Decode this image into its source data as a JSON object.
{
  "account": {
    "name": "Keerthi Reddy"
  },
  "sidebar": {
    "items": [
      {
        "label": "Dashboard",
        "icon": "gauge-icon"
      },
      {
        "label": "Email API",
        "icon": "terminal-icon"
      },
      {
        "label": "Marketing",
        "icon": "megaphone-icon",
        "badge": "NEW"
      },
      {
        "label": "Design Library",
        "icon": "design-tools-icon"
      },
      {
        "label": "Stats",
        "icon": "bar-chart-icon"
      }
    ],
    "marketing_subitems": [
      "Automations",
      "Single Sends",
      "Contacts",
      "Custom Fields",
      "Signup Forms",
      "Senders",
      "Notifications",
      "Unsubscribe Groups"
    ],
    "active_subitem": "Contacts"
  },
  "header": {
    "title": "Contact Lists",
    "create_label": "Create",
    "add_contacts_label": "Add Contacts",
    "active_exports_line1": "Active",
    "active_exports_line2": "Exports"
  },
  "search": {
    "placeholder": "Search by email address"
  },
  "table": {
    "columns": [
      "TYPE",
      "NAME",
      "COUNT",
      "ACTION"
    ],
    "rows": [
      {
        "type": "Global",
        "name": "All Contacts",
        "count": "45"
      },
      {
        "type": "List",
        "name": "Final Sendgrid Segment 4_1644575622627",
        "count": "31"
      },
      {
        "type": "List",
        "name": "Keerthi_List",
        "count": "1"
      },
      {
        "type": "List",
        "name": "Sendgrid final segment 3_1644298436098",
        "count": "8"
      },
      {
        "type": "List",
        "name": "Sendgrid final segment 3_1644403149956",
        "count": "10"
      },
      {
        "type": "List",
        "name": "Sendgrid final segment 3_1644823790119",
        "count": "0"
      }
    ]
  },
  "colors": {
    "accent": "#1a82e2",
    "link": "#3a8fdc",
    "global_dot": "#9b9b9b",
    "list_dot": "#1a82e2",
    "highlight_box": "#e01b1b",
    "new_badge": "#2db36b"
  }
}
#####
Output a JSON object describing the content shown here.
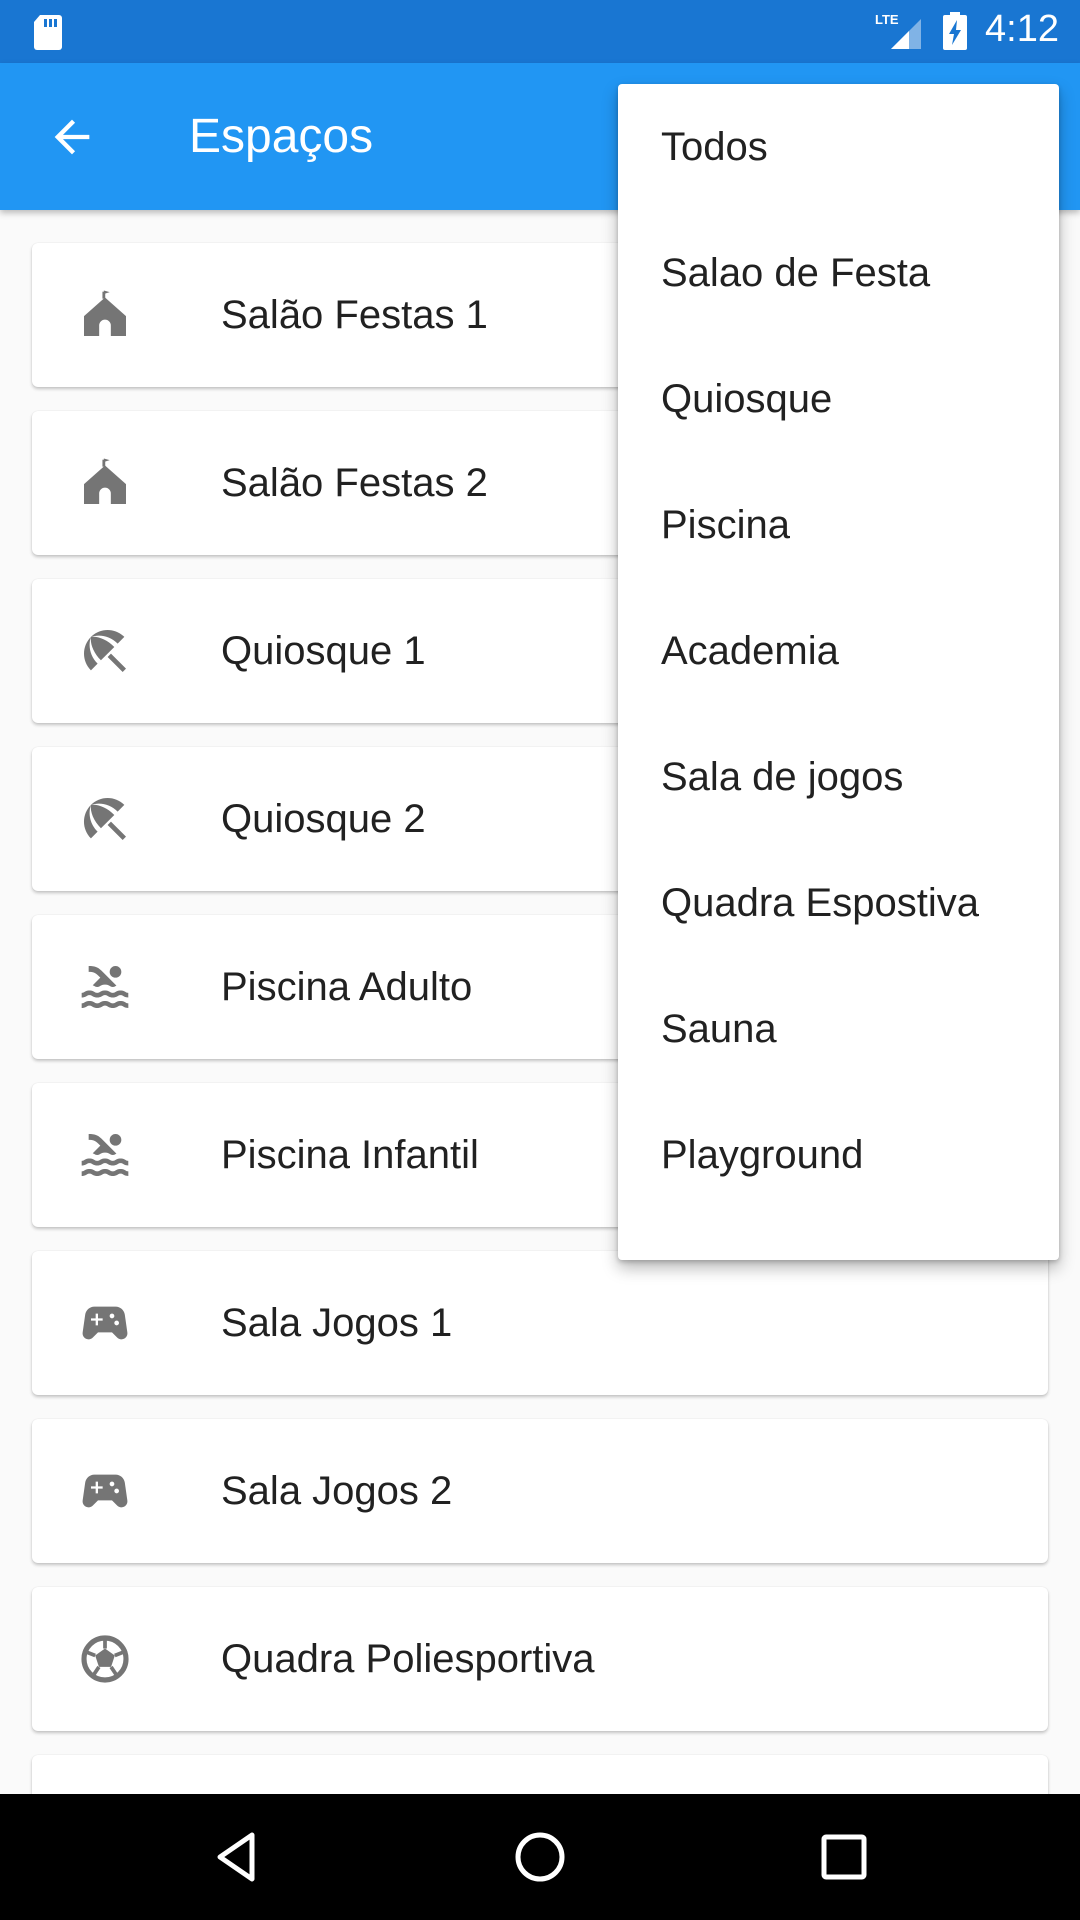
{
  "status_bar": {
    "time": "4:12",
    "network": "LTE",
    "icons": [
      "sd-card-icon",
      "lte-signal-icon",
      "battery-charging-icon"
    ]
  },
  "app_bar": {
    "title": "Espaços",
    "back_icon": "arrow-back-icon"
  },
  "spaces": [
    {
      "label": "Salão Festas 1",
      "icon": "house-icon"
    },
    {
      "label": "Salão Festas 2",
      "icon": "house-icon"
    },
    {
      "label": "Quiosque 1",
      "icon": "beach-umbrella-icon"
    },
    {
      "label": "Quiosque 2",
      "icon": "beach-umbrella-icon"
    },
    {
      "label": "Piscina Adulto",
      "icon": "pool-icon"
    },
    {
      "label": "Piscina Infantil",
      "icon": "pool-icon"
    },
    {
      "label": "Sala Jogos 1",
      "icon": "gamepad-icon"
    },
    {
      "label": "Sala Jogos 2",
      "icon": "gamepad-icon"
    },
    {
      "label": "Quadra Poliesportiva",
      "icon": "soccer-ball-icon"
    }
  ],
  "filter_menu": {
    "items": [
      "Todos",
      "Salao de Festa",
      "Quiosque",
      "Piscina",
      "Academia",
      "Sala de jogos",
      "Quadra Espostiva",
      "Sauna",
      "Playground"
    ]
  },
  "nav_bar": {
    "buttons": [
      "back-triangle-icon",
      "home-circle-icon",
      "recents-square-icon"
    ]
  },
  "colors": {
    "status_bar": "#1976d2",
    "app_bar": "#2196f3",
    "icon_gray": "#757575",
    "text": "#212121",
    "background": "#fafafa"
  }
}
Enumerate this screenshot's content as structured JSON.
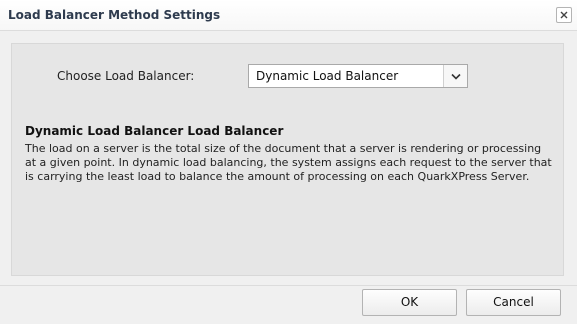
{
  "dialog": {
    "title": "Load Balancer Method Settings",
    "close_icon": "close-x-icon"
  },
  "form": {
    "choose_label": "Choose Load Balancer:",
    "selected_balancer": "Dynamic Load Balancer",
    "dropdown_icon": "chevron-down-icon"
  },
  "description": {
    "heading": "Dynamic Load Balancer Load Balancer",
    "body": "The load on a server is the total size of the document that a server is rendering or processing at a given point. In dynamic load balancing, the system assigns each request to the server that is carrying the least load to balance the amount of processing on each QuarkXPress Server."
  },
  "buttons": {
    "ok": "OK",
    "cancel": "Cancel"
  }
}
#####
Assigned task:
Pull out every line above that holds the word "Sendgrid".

Exercise result:
        "name": "Final Sendgrid Segment 4_1644575622627",
        "name": "Sendgrid final segment 3_1644298436098",
        "name": "Sendgrid final segment 3_1644403149956",
        "name": "Sendgrid final segment 3_1644823790119",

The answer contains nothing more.